I was zombie free for most of the summer. Once The Walking Dead ended, I mean. And except that one book, The Girl with All the Gifts, which hardly counts, right, because that was really literary fiction. Oh, and I started that anthology The Living Dead, but didn’t get very far, so that shouldn’t count either. So when I saw a post about the novel Falling Sky, I was both nostalgic and intrigued. Zombies? Check. Apocalypse? Check. Airships? –Wait, what?
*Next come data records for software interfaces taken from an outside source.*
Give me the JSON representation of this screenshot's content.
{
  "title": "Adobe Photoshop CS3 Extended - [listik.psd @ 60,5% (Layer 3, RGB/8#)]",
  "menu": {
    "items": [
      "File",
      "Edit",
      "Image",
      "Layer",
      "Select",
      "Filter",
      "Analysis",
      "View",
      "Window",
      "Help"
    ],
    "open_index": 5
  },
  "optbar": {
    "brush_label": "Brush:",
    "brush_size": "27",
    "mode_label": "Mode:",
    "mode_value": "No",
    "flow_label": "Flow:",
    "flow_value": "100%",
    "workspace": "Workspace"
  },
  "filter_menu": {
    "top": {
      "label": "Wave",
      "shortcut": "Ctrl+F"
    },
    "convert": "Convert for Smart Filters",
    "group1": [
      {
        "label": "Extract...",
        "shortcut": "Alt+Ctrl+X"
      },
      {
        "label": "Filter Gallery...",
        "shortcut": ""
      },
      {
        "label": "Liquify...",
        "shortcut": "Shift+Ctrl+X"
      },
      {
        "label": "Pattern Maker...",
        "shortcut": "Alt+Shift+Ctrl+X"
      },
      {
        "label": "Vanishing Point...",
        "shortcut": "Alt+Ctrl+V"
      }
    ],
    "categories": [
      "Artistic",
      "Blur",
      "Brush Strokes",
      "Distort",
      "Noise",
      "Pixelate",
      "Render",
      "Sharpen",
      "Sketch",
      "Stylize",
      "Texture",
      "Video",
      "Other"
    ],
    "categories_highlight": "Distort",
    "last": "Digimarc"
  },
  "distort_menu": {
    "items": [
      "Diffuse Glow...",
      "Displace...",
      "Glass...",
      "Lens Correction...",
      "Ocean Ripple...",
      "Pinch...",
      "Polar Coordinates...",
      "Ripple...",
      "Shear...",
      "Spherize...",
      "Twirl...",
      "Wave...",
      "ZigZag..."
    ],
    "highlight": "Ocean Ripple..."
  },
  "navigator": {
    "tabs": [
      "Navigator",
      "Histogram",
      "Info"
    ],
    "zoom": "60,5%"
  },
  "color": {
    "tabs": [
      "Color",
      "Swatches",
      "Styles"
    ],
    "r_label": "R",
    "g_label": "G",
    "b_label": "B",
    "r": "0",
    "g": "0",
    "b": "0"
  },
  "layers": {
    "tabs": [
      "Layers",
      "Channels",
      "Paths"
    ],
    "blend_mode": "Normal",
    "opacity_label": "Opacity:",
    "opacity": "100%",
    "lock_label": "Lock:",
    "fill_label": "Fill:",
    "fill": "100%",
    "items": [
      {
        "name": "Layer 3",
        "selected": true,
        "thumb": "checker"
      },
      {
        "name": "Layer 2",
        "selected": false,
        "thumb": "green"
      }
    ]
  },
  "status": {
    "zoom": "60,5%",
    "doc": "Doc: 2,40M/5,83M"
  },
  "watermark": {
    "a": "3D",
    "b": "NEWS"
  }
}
Basic gist: Ben and his airship Cherub have reluctantly taken a contract to work with the scientists of the small community of Apple Pi.. It has been a couple of generations since the Bug appeared, and the group of scientists there are hoping their research will bring a vaccine. Maybe even turn the infected, aggressive Ferals back into people. Ben considers it a pipe dream, and when the scientists want him to transport a Feral in Cherub, he puts his foot down. No matter how much he might admire Miranda, one of the lead scientists, there are some things that can’t be tolerated, and risking exposure to the Bug is one of them. Ben flies off in the Cherub only to discover that the nightmare attack that ruined the last community he was part of is about to start again. He needs to decide quickly if he will continue alone or rejoin a community.
I was most reminded of The Reapers are the Angels in atmosphere and theme. To me, atmosphere is a critical part of apocalypse/zombie books, and Khanna captures those elements beautifully. The setting is an interesting take in the genre; although it is at least a couple of generations post-disaster, there are some significant technological remnants of civilization as well as new cultural communities rising from the remainder of the old. The writing doesn’t quite soar to the Hemingway heights of Reapers, but it is appropriate for Ben. Writing is focused, with a pleasant variety of structure and vocabulary, making it above average in the field. A clever blend of flashback, dialogue and current action keeps the pace snappy while filling in details on character and world history.
Characterization is one of the standout aspects of this book. Khanna uses a single-narrator viewpoint through Ben, but still manages to convey a great deal of complexity to the main characters. It’s worth noting that there is a wide mix of people represented in the story, and neatly avoids the majority of genre tropes. Although I found I didn’t altogether like Ben, I found him far more tolerable than the equally selfish narrator of The Goldfinch, likely because he’s a person in progress.
Plotting is perhaps the weakest section of the story. I was carried along with the various events, noting a significant deus ex machina but not really caring, when the story was pleasantly sidetracked to an existence scenario. It is always interesting to experience the post-apocalypse world on those hardest of terms–the single forager–but the episode ended up resolving quickly and conveniently, moving Ben on to the next and more important section. There is a nice little genre twist, bringing an updated approach to the inhumanity of man. And the ending–whew. The ending was exceptionally brief, both in terms of emotional and plot resolution. While it opens the way to another story, it does end this one. More or less. I anticipate reviewer drama over this one. As an after thought, once I finished reading, a number logistical questions occurred to me. That could be a positive sign, in the sense I was still thinking about it, but it was also a negative one, as I realized a major decision didn’t make logical sense.
Regardless, it was a lot of fun, generally entertaining and worth the time. As a first novel, this was exceptional. But the $10.99 Kindle price? Now that, I’m no so sure–I’m glad this one was a library read. Overall, I recommend this for genre fans. As for myself, I’ll be on the lookout for more from Khanna.